An estimated one million Americans declare bankruptcy each year.
However, growing awareness of bankruptcy law abuses could lead President Bush to sign a bankruptcy reform bill, which would extend debtors’ responsibilities and offer credit card companies more freedom in collecting their dues.
Today’s risk groups not only include rich entrepreneurs and middle-aged debtors, but also young people drawn into debt by easy access to credit.
Out of 1.2 million personal bankruptcies filed last year, nearly one-half were filed by people under the age of 35. This constitutes an increase of more than 40 percent since 1991, according to Harvard Law School studies. With overall bankruptcy rates up 20 percent in the first three months of 2001, these numbers are expected to grow even higher.
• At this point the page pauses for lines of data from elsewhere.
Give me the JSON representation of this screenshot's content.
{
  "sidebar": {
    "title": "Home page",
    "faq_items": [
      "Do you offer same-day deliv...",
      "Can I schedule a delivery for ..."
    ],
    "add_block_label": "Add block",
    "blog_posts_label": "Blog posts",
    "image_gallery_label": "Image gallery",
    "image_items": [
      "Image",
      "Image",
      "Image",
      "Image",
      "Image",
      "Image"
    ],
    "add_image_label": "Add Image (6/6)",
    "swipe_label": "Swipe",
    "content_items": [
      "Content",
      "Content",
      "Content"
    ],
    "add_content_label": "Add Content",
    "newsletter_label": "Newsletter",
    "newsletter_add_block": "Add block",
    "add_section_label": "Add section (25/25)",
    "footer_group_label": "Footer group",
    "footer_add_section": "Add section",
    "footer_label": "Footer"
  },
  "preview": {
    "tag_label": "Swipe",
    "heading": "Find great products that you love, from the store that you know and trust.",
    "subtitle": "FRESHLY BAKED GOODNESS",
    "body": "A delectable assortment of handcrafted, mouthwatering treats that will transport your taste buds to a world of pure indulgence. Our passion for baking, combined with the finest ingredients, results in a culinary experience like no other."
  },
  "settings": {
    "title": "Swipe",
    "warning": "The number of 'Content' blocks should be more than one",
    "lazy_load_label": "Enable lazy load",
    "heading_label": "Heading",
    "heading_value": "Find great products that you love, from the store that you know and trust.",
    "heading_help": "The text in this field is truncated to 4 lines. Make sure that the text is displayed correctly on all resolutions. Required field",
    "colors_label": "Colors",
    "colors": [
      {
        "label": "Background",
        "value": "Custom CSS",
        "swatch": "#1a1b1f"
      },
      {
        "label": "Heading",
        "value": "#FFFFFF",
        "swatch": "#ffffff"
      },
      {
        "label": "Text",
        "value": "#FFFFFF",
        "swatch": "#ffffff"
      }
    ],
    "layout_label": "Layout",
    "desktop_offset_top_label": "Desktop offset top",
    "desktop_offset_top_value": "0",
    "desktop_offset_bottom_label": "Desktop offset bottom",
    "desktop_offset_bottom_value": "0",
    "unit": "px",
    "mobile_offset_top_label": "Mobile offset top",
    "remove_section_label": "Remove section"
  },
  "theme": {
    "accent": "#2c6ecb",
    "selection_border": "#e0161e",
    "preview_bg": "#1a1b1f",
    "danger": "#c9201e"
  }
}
In Tennessee, the relative number of personal filings led the nation last year, according to the American Bankruptcy Institute. One in 43 Tennessee households filed bankruptcy in 2000, primarily under Chapter 13, compared with 1 of 83 in California and 1 in 118 in both New York and Connecticut.
Chapter 13 requires debtors to pay off all or part of their debts within three to five years, while the more lenient Chapter 7 does not require paying loans, but may involve loss of one’s property.
Nationwide, 70 percent of all personal cases are filed under Chapter 7, according to the New York Times. Last year, however, judges steered more debtors into the less protective Chapter 13.
“There is nothing in the [currently enacted] bill that prohibits anybody from filing,” Jeff Tassey, a lawyer in Washington, D.C., told the Nashville Tennessean. Tassey, who leads the Coalition for Responsible Bankruptcy Laws, said the “abuses have piled up to the point where something had to be done.”
Critics of the revised bankruptcy bill working its way through Congress said the bill would protect credit card companies by holding consumers responsible for the companies’ unusually high credit lines.
“The bankruptcy court … could become nothing more than a glorified collection agency,” read an article on Salon.com.
Lower- and middle-class people whose companies closed or down-sized are those most affected by bankruptcy laws, Lawrence C. King, bankruptcy law professor at New York University, told the Times.
“Something happens that throws their lives out of kilter,” said King.
According to the data gathered for the National Conference of Bankruptcy Judges, based on 3,151 cases filed in 1998, the median household income for personal bankruptcies was $21,540, which is about $15,000 below the national median income.
Nothing in the bankruptcy reform bill addresses the credit card industry’s marketing bombardment, read the article on Salon.com. And while experts say high illiteracy rates contribute to poor financial decisions, the proposed bill will neither address this issue nor lower the currently high rates of bankruptcy filings.
“Changing the bankruptcy laws will not change who goes into debt; it will change where the money goes,” Elizabeth Warren of Harvard Law School told Salon.com. “This debate is ultimately about an allocation of wealth. If the banks can squeeze 35-year-olds harder, the banks will get richer and the 35-year-olds will get poorer.”
Harsher bankruptcy laws would not deter filings because most people do not consider bankruptcy until they have no other choice, argued Warren.
“If the idea is to make it harder [and] more expensive for people to file for bankruptcy, this is a successful legislation,” Hank Hildebrand, Chapter 13 trustee with the Middle Tennessee Federal Bankruptcy Court, told the Tennessean.
Before the new bill begins battling high bankruptcy rates, it has to address and educate both the potential debtors and the credit card companies.
Warren said Congress could make a difference by forcing credit card issuers to explain the terms of what are essentially high-interest loans.
Alex Smirnov is BCE’s research associate.